By Dan Cook
Workers often call in sick
when they aren’t really sick. We don’t really need yet another study to tell us something we already know. But one done by Harris Interactive on behalf of CareerBuilder came up with some gems from the call-in-sick front.
After polling more than 6,000 HR types and employees about why people call in sick, these excuses kind of stood out:
- Employee forgot he had been hired for the job.
- Employee was suffering from a broken heart.
- Employee’s toe was stuck in a faucet.
- Employee’s hair turned orange from dying her hair at home.
- Employee got sick from reading too much.
- Employee’s sobriety tool wouldn’t allow the car to start.
- Employee said her dog was having a nervous breakdown.
- Employee’s dead grandmother was being exhumed for a police investigation.
- Employee said a bird bit her.
- Employee was upset after watching The Hunger Games.
Less mind-boggling are the following more common reasons that workers call in sick when they aren’t sick:
- I don’t feel like going to work (34 percent).
- I need to relax (29 percent).
- I have a doctor’s appointment (22 percent).
- I need to catch up on sleep (16 percent).
- I’m running errands! (15 percent).
After hearing excuses like these and others for years, some managers are fighting back.
The poll reports that 17 percent of employers didn’t just accept the excuse, and fired the employee. Others at least checked out the excuse. Here’s how some of them did it:
- 29 percent of employers say they have asked for a doctor’s note or called an employee to verify that the illness is legitimate;
- 18 percent have had other employees call a suspected faker (nothing like a sycophant at the ready);
- 14 percent have even gone so far as to drive by the employee’s home.

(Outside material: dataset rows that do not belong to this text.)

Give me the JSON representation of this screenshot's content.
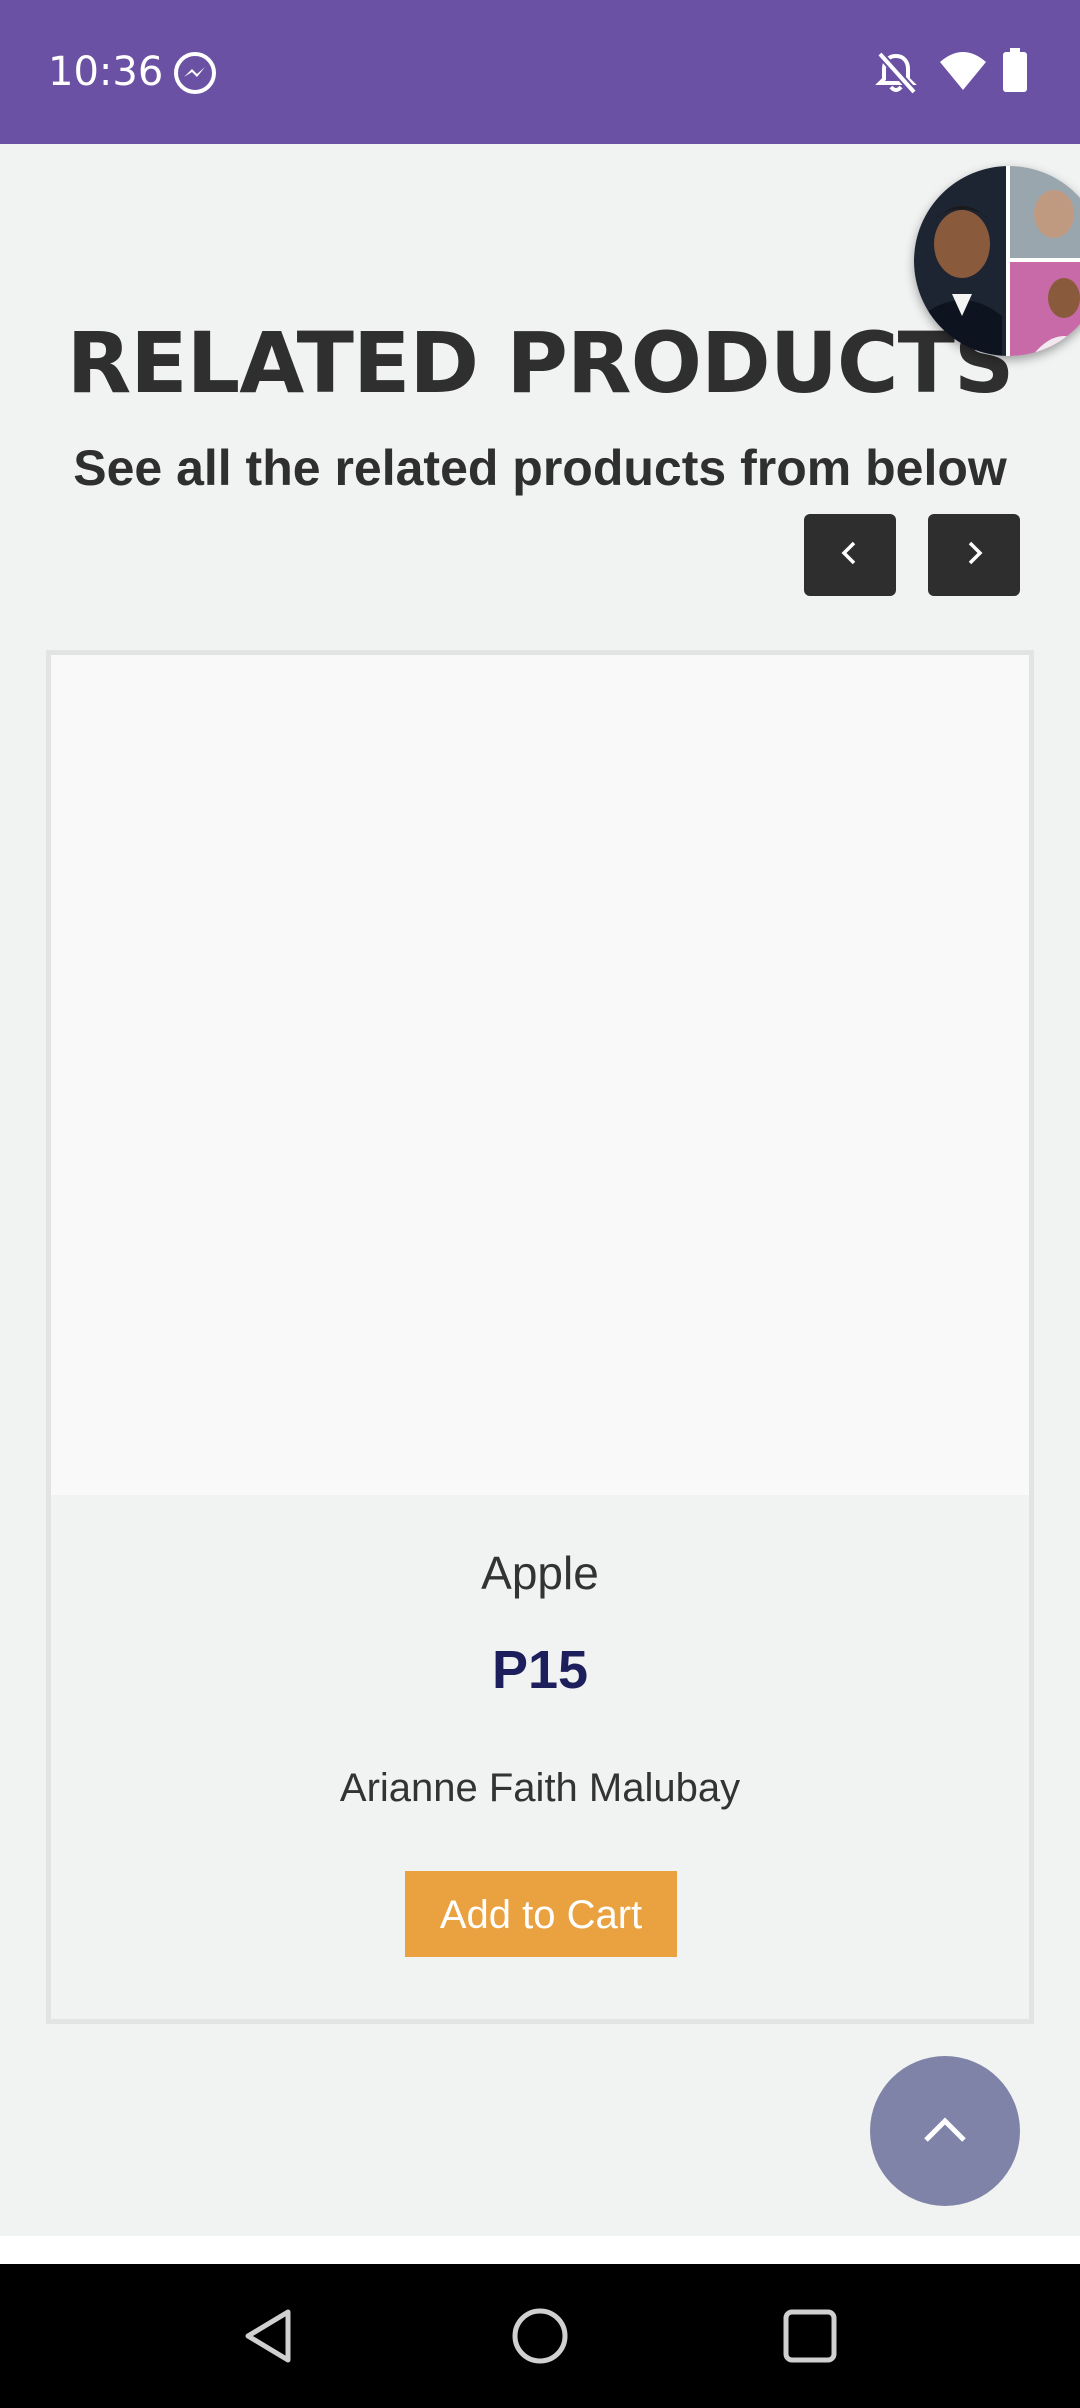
{
  "status_bar": {
    "time": "10:36",
    "background_color": "#6a51a3",
    "icons": [
      "messenger-icon",
      "notifications-off-icon",
      "wifi-icon",
      "battery-icon"
    ]
  },
  "section": {
    "title": "RELATED PRODUCTS",
    "subtitle": "See all the related products from below"
  },
  "carousel": {
    "prev_icon": "chevron-left-icon",
    "next_icon": "chevron-right-icon"
  },
  "product": {
    "name": "Apple",
    "price": "P15",
    "seller": "Arianne Faith Malubay",
    "add_to_cart_label": "Add to Cart",
    "accent_color": "#eaa240",
    "price_color": "#1d1f5c"
  },
  "scroll_top": {
    "icon": "chevron-up-icon",
    "color": "#7f83a8"
  },
  "chat_head": {
    "icon": "group-chat-avatar"
  },
  "system_nav": {
    "icons": [
      "back-icon",
      "home-icon",
      "recents-icon"
    ]
  }
}
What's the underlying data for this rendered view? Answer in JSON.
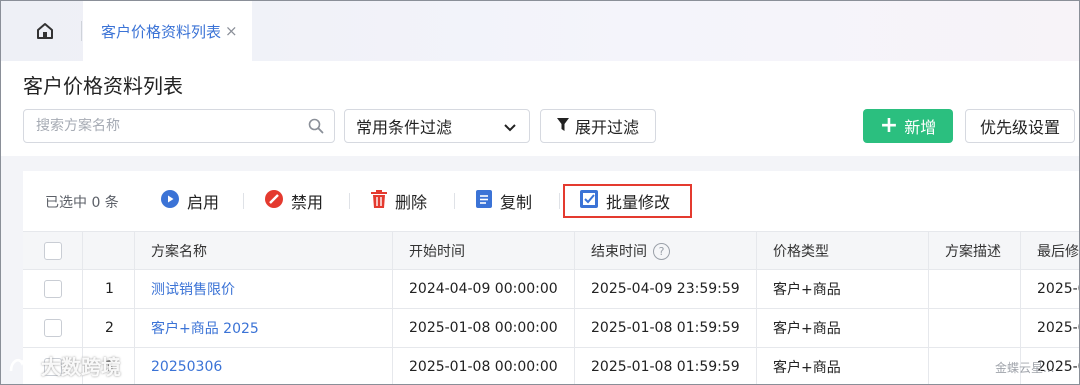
{
  "tabs": {
    "active_label": "客户价格资料列表",
    "close_glyph": "×"
  },
  "header": {
    "title": "客户价格资料列表",
    "search_placeholder": "搜索方案名称",
    "filter_select_value": "常用条件过滤",
    "expand_filter_label": "展开过滤",
    "new_label": "新增",
    "priority_label": "优先级设置"
  },
  "toolbar": {
    "selected_text": "已选中 0 条",
    "enable_label": "启用",
    "disable_label": "禁用",
    "delete_label": "删除",
    "copy_label": "复制",
    "batch_edit_label": "批量修改"
  },
  "table": {
    "columns": [
      "",
      "",
      "方案名称",
      "开始时间",
      "结束时间",
      "价格类型",
      "方案描述",
      "最后修"
    ],
    "rows": [
      {
        "index": "1",
        "name": "测试销售限价",
        "start": "2024-04-09 00:00:00",
        "end": "2025-04-09 23:59:59",
        "price_type": "客户+商品",
        "desc": "",
        "last": "2025-0"
      },
      {
        "index": "2",
        "name": "客户+商品 2025",
        "start": "2025-01-08 00:00:00",
        "end": "2025-01-08 01:59:59",
        "price_type": "客户+商品",
        "desc": "",
        "last": "2025-0"
      },
      {
        "index": "3",
        "name": "20250306",
        "start": "2025-01-08 00:00:00",
        "end": "2025-01-08 01:59:59",
        "price_type": "客户+商品",
        "desc": "",
        "last": "2025-0"
      }
    ]
  },
  "watermarks": {
    "left": "大数跨境",
    "right": "金蝶云星..."
  },
  "colors": {
    "accent": "#3b73d6",
    "new_button": "#2bbf7f",
    "disable_red": "#e43a2f",
    "highlight_border": "#e43a2f"
  }
}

Managers in that last category probably ought to look up the definition of “stalking.” Driving by someone’s house is just plain creepy.
Originally published on BenefitsPro.com